The Daily Crunch is TechCrunch’s roundup of our biggest and most important stories. If you’d like to get this delivered to your inbox every day at around 3pm Pacific, you can subscribe here.

A.I.-powered transcription service Otter.ai can now record from Google Meet

Otter.ai, the A.I.-powered voice transcription service which already integrates with Zoom for recording online meetings and webinars, is today bringing its service to Google Meet’s over 100 million users. However, in this case, Otter.ai will provide its live, interactive transcripts and video captions by way of a Chrome web browser extension.

Once installed, a “Live Notes” panel will launch directly in the Chrome web browser during Google Meet calls, where it appears on the side of the Google Meet interface. The panel can be moved around and scrolled through as the meeting is underway.

Here, users can view the live transcript of the online meeting, as it occurs. They can also adjust the text size, then save and share the audio transcripts when the meeting has wrapped.

The company says the feature helps businesses cut down on miscommunication, particularly for non-native English speakers who may have trouble understanding the spoken word. It also offers a more accessible way for engaging with live meeting content.

And because the transcriptions can be shared after the fact, people who missed the meeting can still be looped in to catch up — an increasing need in the remote work era of the pandemic, where home and parenting responsibilities can often distract users from their daily tasks.

The transcripts themselves can also be edited after the fact by adding images and highlights, and they can be searched by keywords, as with any Otter.ai transcription.

In addition, users can access the company’s Live Captions feature that supports custom vocabulary. Otter points out that there are other live captioning options already available for Google Meet, but the difference here is that Otter’s system creates a collaborative transcript when the meeting ends. Other systems, meanwhile, tend to just offer live captions during the meeting itself.

To use the new feature, Chrome users will need to install the Otter.ai Chrome extension from the Chrome Web Store, then sign in to their Otter.ai account. The new feature is available to all Otter.ai customers, including those on Basic, Pro and Business plans.

Otter in the past leveraged its earlier Zoom integration to push more users from free plans to paid tiers, and will likely do the same with the new Google Meet support. The company’s paid plans offer the ability to record more minutes per month, and include a range of additional features like the ability to import audio and video for transcription, a variety of export options, advanced search features, Dropbox sync, added security measures, and more.

The company has seen its business increase due to the COVID-19 pandemic and the accompanying shift to online meetings.
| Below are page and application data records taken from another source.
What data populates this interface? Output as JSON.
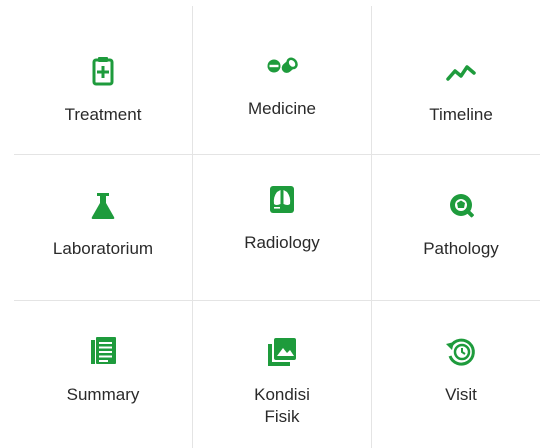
{
  "accent_color": "#1e9b3c",
  "menu": [
    {
      "label": "Treatment",
      "icon": "clipboard-plus-icon"
    },
    {
      "label": "Medicine",
      "icon": "pills-icon"
    },
    {
      "label": "Timeline",
      "icon": "trend-line-icon"
    },
    {
      "label": "Laboratorium",
      "icon": "flask-icon"
    },
    {
      "label": "Radiology",
      "icon": "lungs-xray-icon"
    },
    {
      "label": "Pathology",
      "icon": "microscope-slide-icon"
    },
    {
      "label": "Summary",
      "icon": "document-list-icon"
    },
    {
      "label": "Kondisi Fisik",
      "icon": "photo-library-icon"
    },
    {
      "label": "Visit",
      "icon": "history-clock-icon"
    }
  ]
}
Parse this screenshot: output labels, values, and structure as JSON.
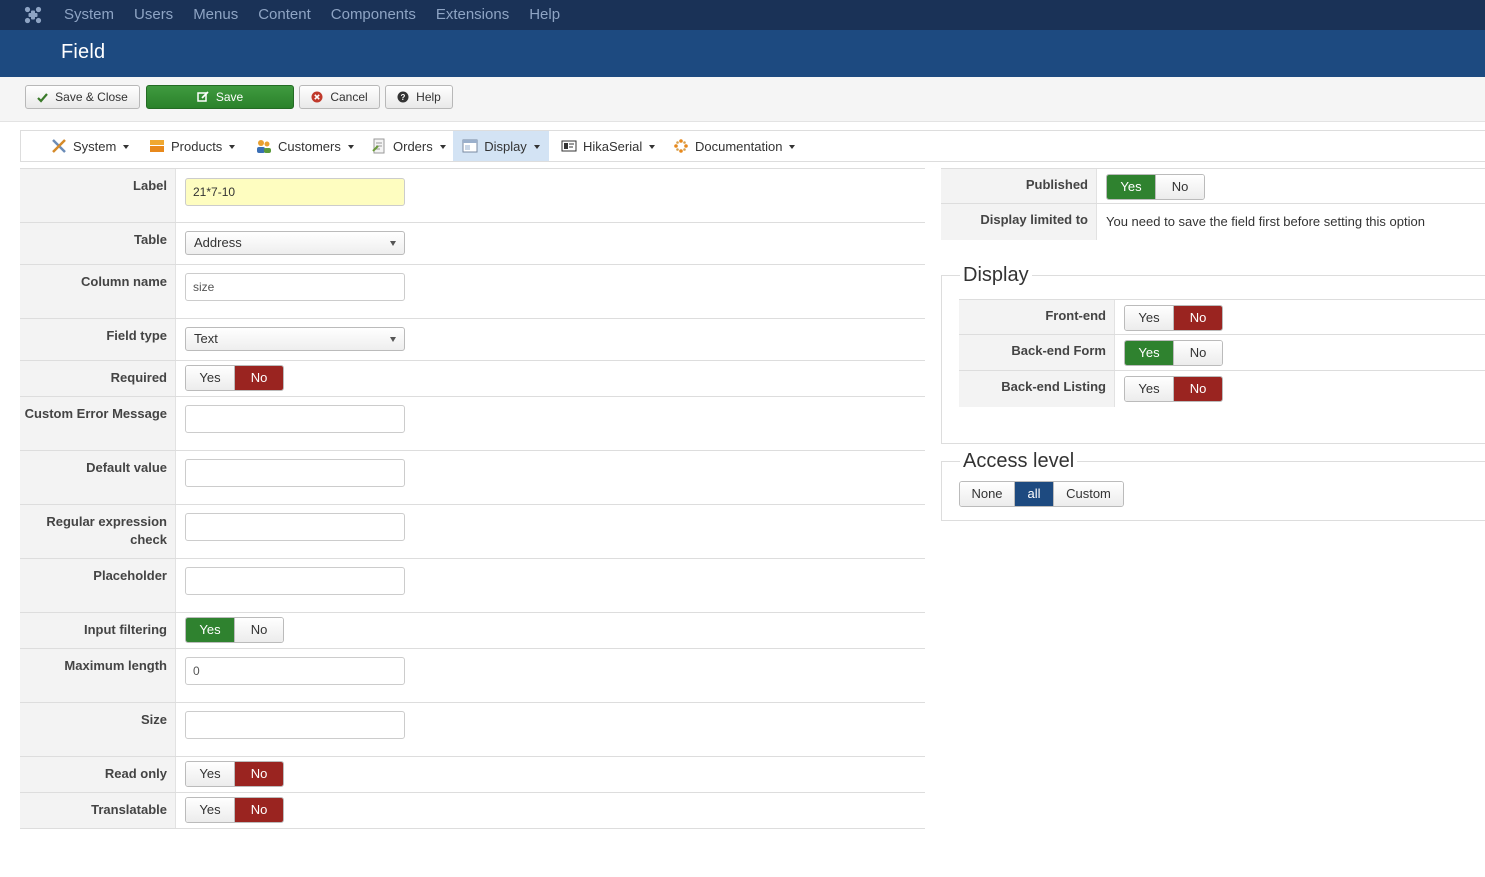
{
  "topnav": {
    "logo": "joomla-logo-icon",
    "items": [
      "System",
      "Users",
      "Menus",
      "Content",
      "Components",
      "Extensions",
      "Help"
    ]
  },
  "title": "Field",
  "toolbar": {
    "save_close": "Save & Close",
    "save": "Save",
    "cancel": "Cancel",
    "help": "Help"
  },
  "submenu": {
    "items": [
      {
        "label": "System",
        "icon": "tools-icon"
      },
      {
        "label": "Products",
        "icon": "products-icon"
      },
      {
        "label": "Customers",
        "icon": "customers-icon"
      },
      {
        "label": "Orders",
        "icon": "orders-icon"
      },
      {
        "label": "Display",
        "icon": "display-icon",
        "active": true
      },
      {
        "label": "HikaSerial",
        "icon": "hikaserial-icon"
      },
      {
        "label": "Documentation",
        "icon": "documentation-icon"
      }
    ]
  },
  "form": {
    "label": {
      "label": "Label",
      "value": "21*7-10"
    },
    "table": {
      "label": "Table",
      "value": "Address"
    },
    "column_name": {
      "label": "Column name",
      "value": "size"
    },
    "field_type": {
      "label": "Field type",
      "value": "Text"
    },
    "required": {
      "label": "Required",
      "value": "No"
    },
    "custom_error": {
      "label": "Custom Error Message",
      "value": ""
    },
    "default_value": {
      "label": "Default value",
      "value": ""
    },
    "regex": {
      "label": "Regular expression check",
      "value": ""
    },
    "placeholder": {
      "label": "Placeholder",
      "value": ""
    },
    "input_filtering": {
      "label": "Input filtering",
      "value": "Yes"
    },
    "max_length": {
      "label": "Maximum length",
      "value": "0"
    },
    "size": {
      "label": "Size",
      "value": ""
    },
    "read_only": {
      "label": "Read only",
      "value": "No"
    },
    "translatable": {
      "label": "Translatable",
      "value": "No"
    }
  },
  "yes_label": "Yes",
  "no_label": "No",
  "side": {
    "published": {
      "label": "Published",
      "value": "Yes"
    },
    "display_limited": {
      "label": "Display limited to",
      "text": "You need to save the field first before setting this option"
    },
    "display": {
      "title": "Display",
      "front_end": {
        "label": "Front-end",
        "value": "No"
      },
      "backend_form": {
        "label": "Back-end Form",
        "value": "Yes"
      },
      "backend_listing": {
        "label": "Back-end Listing",
        "value": "No"
      }
    },
    "access": {
      "title": "Access level",
      "options": [
        "None",
        "all",
        "Custom"
      ],
      "selected": "all"
    }
  },
  "colors": {
    "topnav": "#1a3257",
    "titlebar": "#1d4a80",
    "green": "#2f822f",
    "red": "#9a2420",
    "active_tab": "#d3e3f4",
    "highlight_input": "#fefdc0"
  }
}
Last April, Otter said it had transcribed over 25 million meetings, and its revenue run rated had doubled compared with the end of 2019.